Ms Asiyo believes that the United Nations should set up a rapid-intervention force to respond to crisis and fund it with a global taxation on the arms industry. “The establishment of an international crime court to try leaders and governments who commit atrocities and perpetrate wars against their citizens is long overdue,” she says.

The conference endorsed the principle that the violence of authoritarian and totalitarian regimes against their citizens is as unacceptable as violent conflict between nations and that the issue should be part of the global security agenda.

It said that all sexual violence against women, including the enslavement of “comfort women”, genital mutilation and rape warfare, was criminal and should be punished.

The conference also voted to investigate setting up a women’s peace watch organisation and proposed that the UN declare 2000 an international year of global peace and security.

Achieving peace will require strengthening the economies and democracies of nations such as Africa, where the breakdown of traditional life leaves a vacuum often filled by authoritarian figures who maintain power by exploiting the fears of rival groups. It will require commitment and understanding, says Ms Malone.

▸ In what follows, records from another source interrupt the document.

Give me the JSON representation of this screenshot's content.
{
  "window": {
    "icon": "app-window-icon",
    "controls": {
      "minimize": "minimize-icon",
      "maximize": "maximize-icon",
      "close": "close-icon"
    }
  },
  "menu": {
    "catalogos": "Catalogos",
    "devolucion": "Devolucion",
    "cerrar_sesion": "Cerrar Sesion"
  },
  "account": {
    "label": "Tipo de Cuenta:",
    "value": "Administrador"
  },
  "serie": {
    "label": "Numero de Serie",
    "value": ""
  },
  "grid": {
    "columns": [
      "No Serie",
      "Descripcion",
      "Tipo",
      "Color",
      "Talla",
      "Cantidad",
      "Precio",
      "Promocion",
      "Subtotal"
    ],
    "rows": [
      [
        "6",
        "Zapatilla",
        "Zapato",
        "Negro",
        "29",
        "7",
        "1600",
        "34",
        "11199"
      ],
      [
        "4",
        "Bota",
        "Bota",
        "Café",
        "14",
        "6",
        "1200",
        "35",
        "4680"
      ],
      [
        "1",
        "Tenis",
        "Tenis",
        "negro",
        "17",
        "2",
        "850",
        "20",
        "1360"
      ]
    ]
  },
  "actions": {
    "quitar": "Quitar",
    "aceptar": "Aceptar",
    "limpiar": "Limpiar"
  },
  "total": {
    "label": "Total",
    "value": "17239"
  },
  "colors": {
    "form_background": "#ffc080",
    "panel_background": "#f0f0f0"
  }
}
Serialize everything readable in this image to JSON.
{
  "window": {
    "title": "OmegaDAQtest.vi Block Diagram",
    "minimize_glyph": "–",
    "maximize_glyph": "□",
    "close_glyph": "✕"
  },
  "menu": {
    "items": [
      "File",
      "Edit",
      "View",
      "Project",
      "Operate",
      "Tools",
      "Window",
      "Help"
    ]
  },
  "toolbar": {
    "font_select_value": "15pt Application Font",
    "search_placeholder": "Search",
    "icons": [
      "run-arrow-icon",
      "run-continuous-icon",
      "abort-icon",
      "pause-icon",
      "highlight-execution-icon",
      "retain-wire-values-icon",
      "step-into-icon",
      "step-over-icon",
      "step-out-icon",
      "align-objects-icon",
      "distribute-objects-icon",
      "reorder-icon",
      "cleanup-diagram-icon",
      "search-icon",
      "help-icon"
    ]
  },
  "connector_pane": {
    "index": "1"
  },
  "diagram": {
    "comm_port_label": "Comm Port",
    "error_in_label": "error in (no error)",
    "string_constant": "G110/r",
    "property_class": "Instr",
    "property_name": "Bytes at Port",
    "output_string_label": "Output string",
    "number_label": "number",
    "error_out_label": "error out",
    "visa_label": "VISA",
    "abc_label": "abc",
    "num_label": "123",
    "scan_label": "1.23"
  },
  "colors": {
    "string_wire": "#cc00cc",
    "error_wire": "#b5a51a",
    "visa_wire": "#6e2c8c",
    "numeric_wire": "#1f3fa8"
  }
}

“We think in the West that we have the answer to everything because of the type of democracy we have evolved but it has evolved over years and years; it didn’t just arrive.

“These countries in central Africa haven’t gone through any of this yet, and our democracies won’t necessarily suit these traditional societies. But they have the power within themselves to resolve their own conflicts. They can make the great leap forward; it just won’t necessarily be the same leap forward that we made.”

First published in The Age.